Required action
Among the entries below, find the lines that hold the word "chevron" and report them.

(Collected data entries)
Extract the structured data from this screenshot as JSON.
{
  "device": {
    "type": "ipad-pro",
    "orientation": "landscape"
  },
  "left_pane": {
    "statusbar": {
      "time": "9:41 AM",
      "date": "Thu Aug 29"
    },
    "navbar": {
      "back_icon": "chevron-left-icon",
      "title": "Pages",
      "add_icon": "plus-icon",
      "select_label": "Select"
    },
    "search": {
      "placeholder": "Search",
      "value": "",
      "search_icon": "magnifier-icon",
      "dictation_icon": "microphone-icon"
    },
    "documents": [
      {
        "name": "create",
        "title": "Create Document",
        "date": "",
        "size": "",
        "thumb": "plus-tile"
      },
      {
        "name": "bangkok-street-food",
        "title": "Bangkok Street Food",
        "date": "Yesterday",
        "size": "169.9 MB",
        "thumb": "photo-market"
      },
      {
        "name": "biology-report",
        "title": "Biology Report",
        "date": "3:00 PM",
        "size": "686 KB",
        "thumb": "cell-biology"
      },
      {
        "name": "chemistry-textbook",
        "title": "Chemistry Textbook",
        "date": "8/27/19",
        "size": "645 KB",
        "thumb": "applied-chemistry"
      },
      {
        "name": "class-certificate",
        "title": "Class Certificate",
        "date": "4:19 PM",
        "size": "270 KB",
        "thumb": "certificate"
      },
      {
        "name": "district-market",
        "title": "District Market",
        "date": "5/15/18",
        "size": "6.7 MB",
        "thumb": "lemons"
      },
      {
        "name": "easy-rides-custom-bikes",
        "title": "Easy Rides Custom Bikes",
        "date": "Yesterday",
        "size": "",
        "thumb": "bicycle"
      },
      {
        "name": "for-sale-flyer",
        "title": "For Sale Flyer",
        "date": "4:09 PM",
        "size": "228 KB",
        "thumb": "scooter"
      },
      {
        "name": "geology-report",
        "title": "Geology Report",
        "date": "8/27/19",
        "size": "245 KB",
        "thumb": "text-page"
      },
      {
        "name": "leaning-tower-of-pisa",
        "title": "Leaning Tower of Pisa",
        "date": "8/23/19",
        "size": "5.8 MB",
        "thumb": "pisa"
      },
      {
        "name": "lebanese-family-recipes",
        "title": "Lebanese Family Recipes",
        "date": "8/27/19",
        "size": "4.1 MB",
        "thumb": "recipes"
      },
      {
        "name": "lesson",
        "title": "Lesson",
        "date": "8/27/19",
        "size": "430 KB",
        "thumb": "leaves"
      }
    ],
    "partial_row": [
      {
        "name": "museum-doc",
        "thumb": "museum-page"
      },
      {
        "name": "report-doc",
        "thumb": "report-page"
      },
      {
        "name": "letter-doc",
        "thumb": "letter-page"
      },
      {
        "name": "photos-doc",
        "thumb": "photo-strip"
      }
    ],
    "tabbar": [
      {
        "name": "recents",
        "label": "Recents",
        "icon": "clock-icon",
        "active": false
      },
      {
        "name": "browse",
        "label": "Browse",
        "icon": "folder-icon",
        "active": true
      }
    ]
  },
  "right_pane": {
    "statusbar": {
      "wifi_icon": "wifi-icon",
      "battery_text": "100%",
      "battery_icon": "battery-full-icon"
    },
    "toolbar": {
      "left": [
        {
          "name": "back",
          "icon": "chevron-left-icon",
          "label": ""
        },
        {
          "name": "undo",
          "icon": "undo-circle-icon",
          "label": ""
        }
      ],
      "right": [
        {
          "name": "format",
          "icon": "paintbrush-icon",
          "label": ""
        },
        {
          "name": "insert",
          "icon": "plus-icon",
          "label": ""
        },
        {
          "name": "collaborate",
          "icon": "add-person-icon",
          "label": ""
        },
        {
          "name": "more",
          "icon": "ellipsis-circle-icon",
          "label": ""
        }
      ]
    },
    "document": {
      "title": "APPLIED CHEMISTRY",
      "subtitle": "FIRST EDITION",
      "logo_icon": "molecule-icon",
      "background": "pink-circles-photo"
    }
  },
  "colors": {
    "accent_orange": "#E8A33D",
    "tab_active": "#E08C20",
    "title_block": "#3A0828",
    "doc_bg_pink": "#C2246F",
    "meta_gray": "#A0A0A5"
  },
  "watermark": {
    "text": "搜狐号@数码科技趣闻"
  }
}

Your response
      "back_icon": "chevron-left-icon",
          "icon": "chevron-left-icon",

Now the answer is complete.